The history of Remedy starts waaaaay back in the days of slow motion diving. Yes, I’m talking about the Max Payne games which I first experienced at the tender age of way too young to be playing them. But thanks to my dad play them I did, and while I didn’t understand a word of what was going on I did understand the special magic that Remedy had created. Since then the company hasn’t lost its flair for creating unique things: just look at Alan Wake and Quantum Dream. They’ve struggled to release a big hit, though. Alan Wake did okay but never well enough to get a sequel, and Quantum Dream just sort of vanished into the ether. But Control could be different. This could be the big one.
I really love the idea behind games like Wolfenstein: Youngblood. Cheaper, smaller offshoots of the main series that let the developers play around with some ideas without having to create something quite so vast. Taken in that context, though, reviewing this smaller projects can be difficult because just how much should they be compared to their main series counterparts? Wolfenstein: Youngblood, after all, does do a lot different: new lead characters, co-op gameplay, RPG mechanics and a second developer in the form of Arkane, the folk responsible for Dishonored. There’s a lot to talk about, so let’s jump into it.
Space, the final frontier. These are the voyages of the Starship Butt Stallion. Its continuing mission to explore strange new worlds filled with potentially lucrative minerals, to seek out new life that can be conned out of some cash and new civilizations filled with new ways to earn a living, to boldly go where no one has gone before and blow everything up. Welcome to Rebel Galaxy Outlaw, it’s a bloody space jungle out there.
The human race can be a confusing species indeed. We merrily build powerful trucks designed to transport lots of cargo, and then for some reason decide to go racing with them, despite the fact that we also build incredible cars and bikes designed specifically to race. These trucks are so completely unsuitable for racing that their brakes literally attempt to self-destruct, and yet race them we do. Because humans are bloody stupid. We’re the same species that create energy drinks, slap on a warning that they shouldn’t be mixed with alcohol and then proceed to mix them with alkanol anyway. It’s a wonder we’ve actually made it this far. And that brings us to FIA European Truck Racing Championship, the officially licensed game of the real-life sport of racing things that shouldn’t be raced.
Zombies just don’t go out of fashion, do they? I “reviewed” They Are Billions over a year ago when it was in Early Access. It was all about building up a chunky base to hold out against swarms of zombies and it proved rather promising. Now that They Are Billions has officially left Early Access it boasts a proper campaign mode, so does it live up to its own potential?

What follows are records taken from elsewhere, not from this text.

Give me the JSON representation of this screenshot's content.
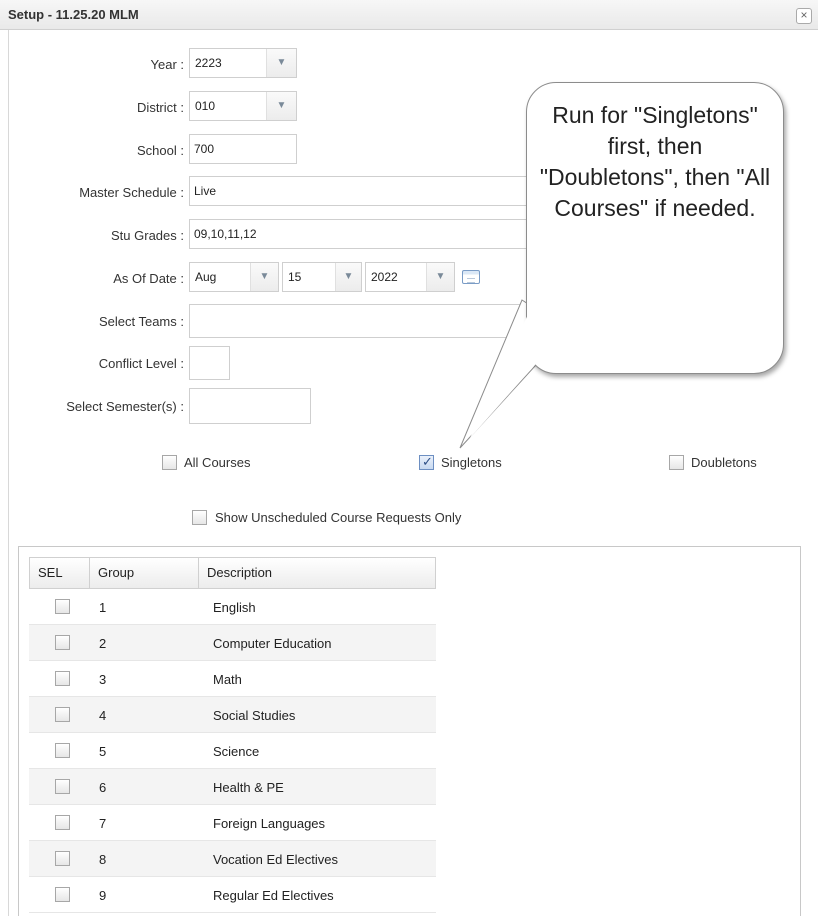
{
  "window": {
    "title": "Setup - 11.25.20 MLM",
    "close_label": "×"
  },
  "form": {
    "year": {
      "label": "Year :",
      "value": "2223"
    },
    "district": {
      "label": "District :",
      "value": "010"
    },
    "school": {
      "label": "School :",
      "value": "700"
    },
    "master_schedule": {
      "label": "Master Schedule :",
      "value": "Live"
    },
    "stu_grades": {
      "label": "Stu Grades :",
      "value": "09,10,11,12"
    },
    "as_of_date": {
      "label": "As Of Date :",
      "month": "Aug",
      "day": "15",
      "year": "2022"
    },
    "select_teams": {
      "label": "Select Teams :",
      "value": ""
    },
    "conflict_level": {
      "label": "Conflict Level :",
      "value": ""
    },
    "select_semesters": {
      "label": "Select Semester(s) :",
      "value": ""
    }
  },
  "options": {
    "all_courses": {
      "label": "All Courses",
      "checked": false
    },
    "singletons": {
      "label": "Singletons",
      "checked": true
    },
    "doubletons": {
      "label": "Doubletons",
      "checked": false
    },
    "show_unscheduled": {
      "label": "Show Unscheduled Course Requests Only",
      "checked": false
    }
  },
  "table": {
    "columns": [
      "SEL",
      "Group",
      "Description"
    ],
    "rows": [
      {
        "group": "1",
        "description": "English"
      },
      {
        "group": "2",
        "description": "Computer Education"
      },
      {
        "group": "3",
        "description": "Math"
      },
      {
        "group": "4",
        "description": "Social Studies"
      },
      {
        "group": "5",
        "description": "Science"
      },
      {
        "group": "6",
        "description": "Health & PE"
      },
      {
        "group": "7",
        "description": "Foreign Languages"
      },
      {
        "group": "8",
        "description": "Vocation Ed Electives"
      },
      {
        "group": "9",
        "description": "Regular Ed Electives"
      }
    ]
  },
  "callout": {
    "text": "Run for \"Singletons\" first, then \"Doubletons\", then \"All Courses\" if needed."
  },
  "icons": {
    "dropdown": "chevron-down-icon",
    "calendar": "calendar-icon",
    "close": "close-icon",
    "check": "check-icon"
  }
}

The passing of time tends to erode a game. A lot of the time an old game we have fond memories of doesn’t feel so good when we dust it off and play it in 2019, which is understandable because of the technical limitations of the time. But there are some games whose gameplay mechanics are so damn refined, so bloody good that even today they feel amazing. As this remake proves Crash Team Racing Nitro-Fueled is one such game, a kart racing series that sadly fizzled out while Mario Kart carried on. But now its back with a fresh lick of paint and ready to take top spot on the podium.
Any game that has you taking order from a sentient banana named Pedro is guaranteed to be good. It’s like a rule of the universe or something. I’m sure of it. My Friend Pedro does indeed have a talking banana and thus is at an immediate advantage over almost every other game. To be honest if you actually need a review after being told about a sentient banana then I’m not sure this game is for you. Or games in general. Or life, for that matter. What the hell is wrong with you?
I’ve been watching Formula 1 for as long as I can remember, having been raised on a diet of that and MotoGP. These days, though, I’m struggling to stay a fan of the sport. Actual racing has taken a back seat to managing tyres, fuel, temperatures and energy. Overtakes are almost always due to the use of DRS, a system that gives the chasing car a massive advantage on straights. Meanwhile penalties now seem to follow the rulebook to the letter, rather than follow the spirit which has seen racers being given harsh penalties for trying to actually race.
These days it seems like you can’t go more than five minutes without tripping over a tentacle brandishing the latest Lovecraftian inspired piece of fiction. Regardless of how you feel about H.P. Lovecraft himself his work has endured, and now that it’s in the public domain it seems his world of cosmic horror and unfathomable beings will live on. Now the developers of the Sherlock Holmes games are taking a crack at the Cthulhu mythos, transplanting their detective mechanics into a world where cosmic horror threatens your sanity. Does The Sinking City float, or sink?
When you buy a PS VR system it comes with a disc containing several demos. They’re good fun and certainly not a bad way to experience VR for the first time. But one of them caught everyone’s eye. It was titled London Heist and included fun stealth, tense shoot-outs and even a car chase where you could lean out the window while firing pistols. Now, developers London Studios have taken the ideas behind their demo and turned it into a fully-fleshed game called Blood & Truth. It might just be one of the best PS VR games yet.